WHAT NEEDS TO BE DONE – For each line in the records that contains "name", make a copy.

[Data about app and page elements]
<<<<

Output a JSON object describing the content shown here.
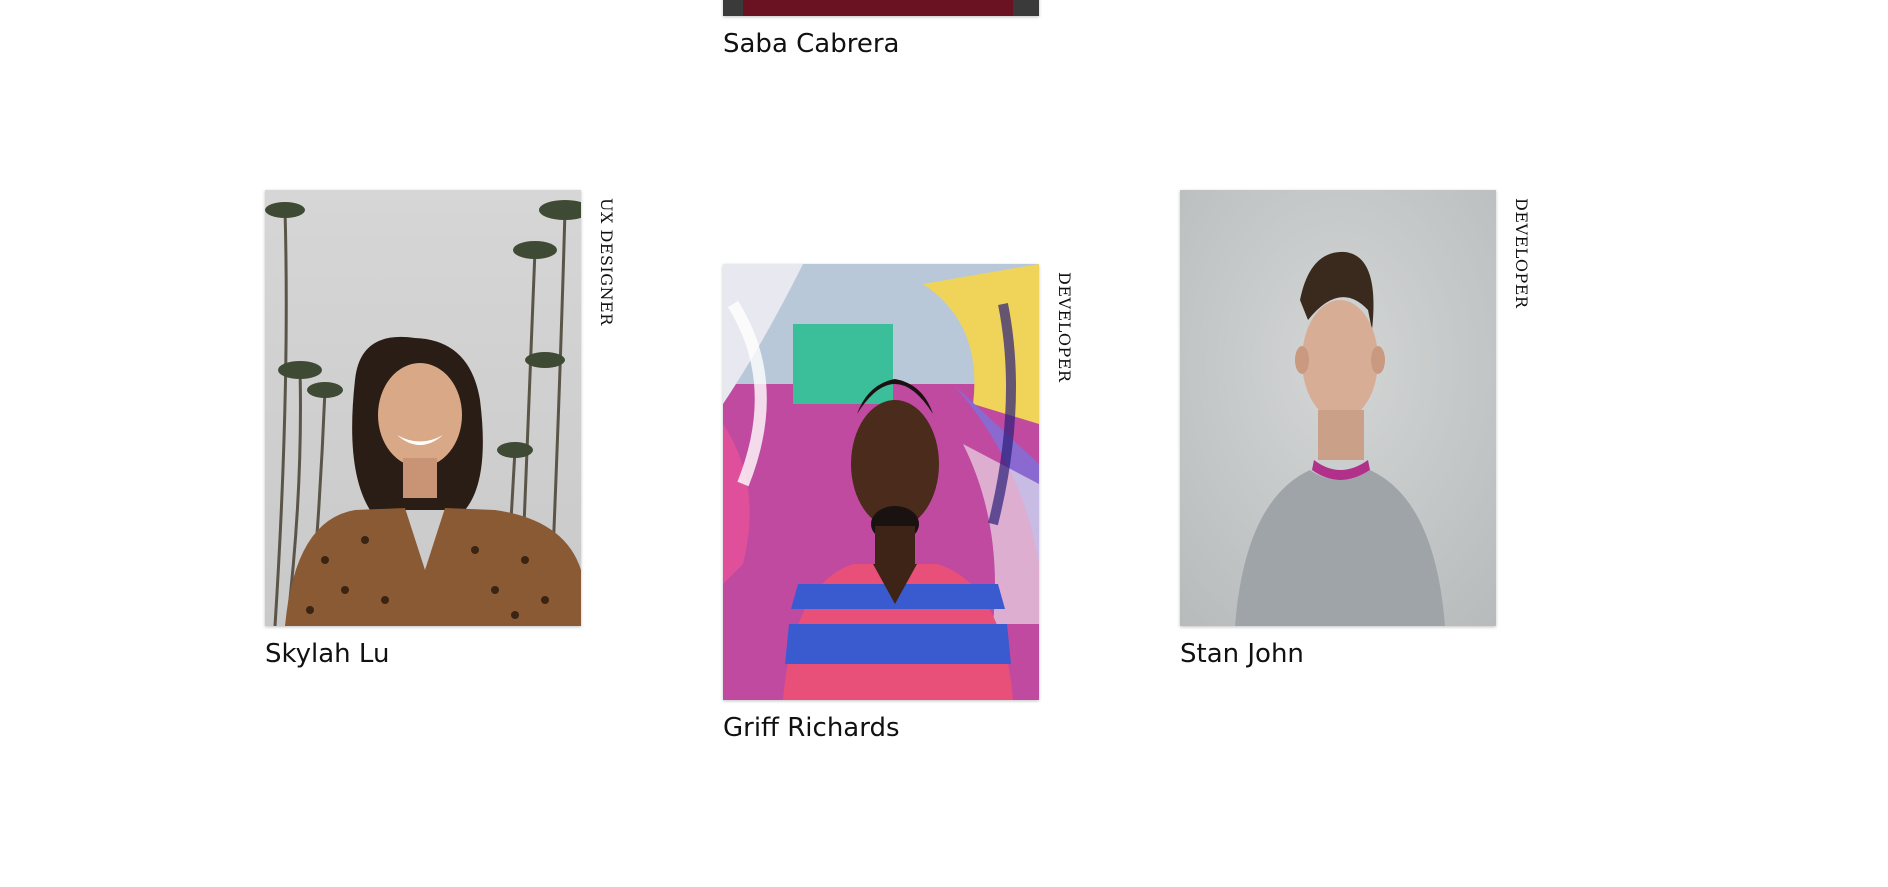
{
  "members": [
    {
      "id": "saba",
      "name": "Saba Cabrera",
      "role": ""
    },
    {
      "id": "skylah",
      "name": "Skylah Lu",
      "role": "UX DESIGNER"
    },
    {
      "id": "griff",
      "name": "Griff Richards",
      "role": "DEVELOPER"
    },
    {
      "id": "stan",
      "name": "Stan John",
      "role": "DEVELOPER"
    }
  ]
}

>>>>

TASK RESPONSE –
      "name": "Saba Cabrera",
      "name": "Skylah Lu",
      "name": "Griff Richards",
      "name": "Stan John",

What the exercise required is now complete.